Nothing is more satisfying in medical school than learning about a disease you know you will see every day once you are practicing. Let’s be honest, how many of us are truly going to see a Naegleria fowleri infection or familial dysautonomia on a regular basis once we finally enter the clinics? But diabetes, yes we will all see diabetes. No matter what specialty or part of this country we choose to practice in, our patients will have diabetes mellitus. Spending days on learning the physiology, the morbidity, the complications, the treatment options, and the counseling techniques, while tiresome and frustrating to some, was fascinating and engaging to me. I drank in all I could, tried to store it away and keep it, instead of brain dumping and moving on after the exam.
So when a diabetes immersion course was offered to five volunteers in our class, I jumped at the chance. We would live as type 2 insulin dependent diabetics. We were given a crash course on carbohydrate counting, portion sizes, and healthy eating. We were given a glucose monitor, syringes, and a vial of saline to act as insulin. It took about two hours after classes to get this crash course, longer I suspect than patients get with their doctors the first time they are diagnosed.
We practiced giving ourselves the first shot together, all five of us in the same room. We all handled it quite differently. Some went in with no fear, a quick in and out, like ripping off a band aid. I stared at my pinched belly fat for quite awhile, heart pounding in my ears before I worked up the courage to finally stick myself. I was pleasantly surprised at how little I felt. Not bad, not bad at all.
When I went home I stared at my pantry. What of these cheap, easy, med student foods could I eat on this new diet? None of it was the answer, none of this food. I pulled out a bag of frozen vegetables and had a very unsatisfactory dinner thinking only of the box of pasta I had in my pantry. This was going to take some very conscious planning of my meals. No longer could I just wake up and grab whatever I could see for breakfast, no longer could I just make pasta or have a sandwich. I sat down and planned my meals and “insulin” shots ahead of time. How much forethought it took, I wondered how many patients could put this much time and effort into planning their meals.
The first day went well, I followed my plan, gave myself my shots, and was pleasantly surprised at how consistently low my blood sugars were. The second day also went well until the evening.
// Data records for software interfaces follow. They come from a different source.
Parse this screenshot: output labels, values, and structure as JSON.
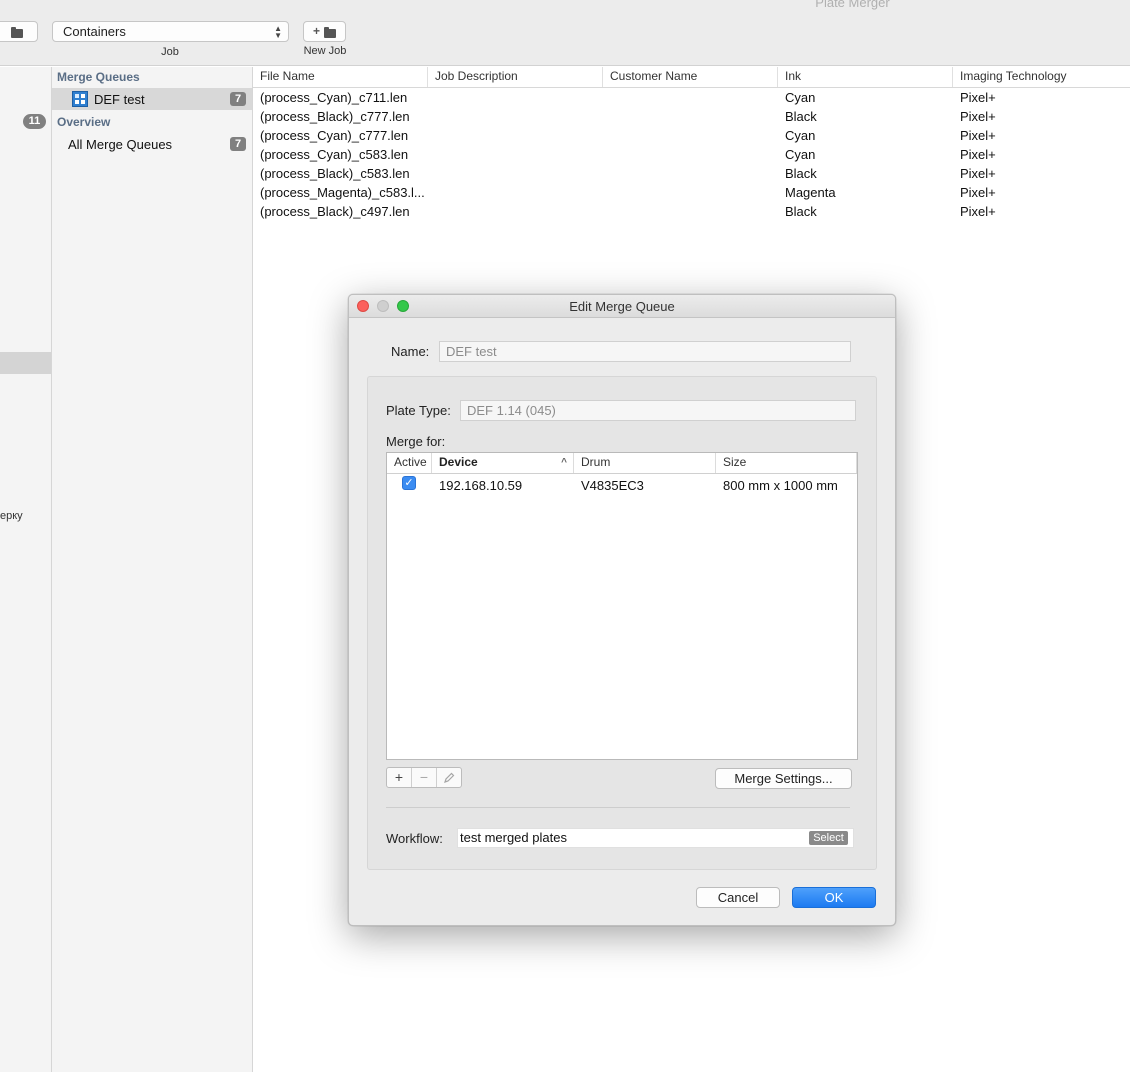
{
  "window": {
    "title": "Plate Merger"
  },
  "toolbar": {
    "job_select_value": "Containers",
    "job_label": "Job",
    "new_job_label": "New Job"
  },
  "left_strip": {
    "badge_count": "11",
    "partial_text": "ерку"
  },
  "sidebar": {
    "merge_queues_header": "Merge Queues",
    "queue_item": {
      "label": "DEF test",
      "count": "7"
    },
    "overview_header": "Overview",
    "all_queues_item": {
      "label": "All Merge Queues",
      "count": "7"
    }
  },
  "table": {
    "columns": [
      "File Name",
      "Job Description",
      "Customer Name",
      "Ink",
      "Imaging Technology"
    ],
    "rows": [
      {
        "file_name": "(process_Cyan)_c711.len",
        "job_description": "",
        "customer_name": "",
        "ink": "Cyan",
        "imaging": "Pixel+"
      },
      {
        "file_name": "(process_Black)_c777.len",
        "job_description": "",
        "customer_name": "",
        "ink": "Black",
        "imaging": "Pixel+"
      },
      {
        "file_name": "(process_Cyan)_c777.len",
        "job_description": "",
        "customer_name": "",
        "ink": "Cyan",
        "imaging": "Pixel+"
      },
      {
        "file_name": "(process_Cyan)_c583.len",
        "job_description": "",
        "customer_name": "",
        "ink": "Cyan",
        "imaging": "Pixel+"
      },
      {
        "file_name": "(process_Black)_c583.len",
        "job_description": "",
        "customer_name": "",
        "ink": "Black",
        "imaging": "Pixel+"
      },
      {
        "file_name": "(process_Magenta)_c583.l...",
        "job_description": "",
        "customer_name": "",
        "ink": "Magenta",
        "imaging": "Pixel+"
      },
      {
        "file_name": "(process_Black)_c497.len",
        "job_description": "",
        "customer_name": "",
        "ink": "Black",
        "imaging": "Pixel+"
      }
    ]
  },
  "dialog": {
    "title": "Edit Merge Queue",
    "name_label": "Name:",
    "name_value": "DEF test",
    "plate_type_label": "Plate Type:",
    "plate_type_value": "DEF 1.14 (045)",
    "merge_for_label": "Merge for:",
    "merge_table": {
      "columns": [
        "Active",
        "Device",
        "Drum",
        "Size"
      ],
      "sort_indicator": "^",
      "rows": [
        {
          "active": true,
          "device": "192.168.10.59",
          "drum": "V4835EC3",
          "size": "800 mm x 1000 mm"
        }
      ]
    },
    "add_symbol": "+",
    "remove_symbol": "−",
    "merge_settings_label": "Merge Settings...",
    "workflow_label": "Workflow:",
    "workflow_value": "test merged plates",
    "select_label": "Select",
    "cancel_label": "Cancel",
    "ok_label": "OK"
  },
  "colors": {
    "accent_blue": "#1c7af1",
    "section_header": "#5a6e86",
    "badge_gray": "#808080",
    "close_red": "#fc605c",
    "maximize_green": "#34c84a"
  }
}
It was the week of Halloween, I had bought candy, and it was eight at night. I stared intently at the peanut butter cups. All I had to do really was give myself a unit or two of “insulin” and I could eat one, or maybe two. I ate three that night. I imagine many others make the same decision I did.
At the end of the third day I was more than just relieved to be done with my course. So much of my day was spent thinking about my “condition,” planning my meals, planning what to bring with me to class, figuring out when and where I would give myself my shot. I was so relieved to be done, to eat pasta and cake and peanut butter cups. Patients though can’t just give back their insulin and blood sugar monitors. They can’t give back their disease.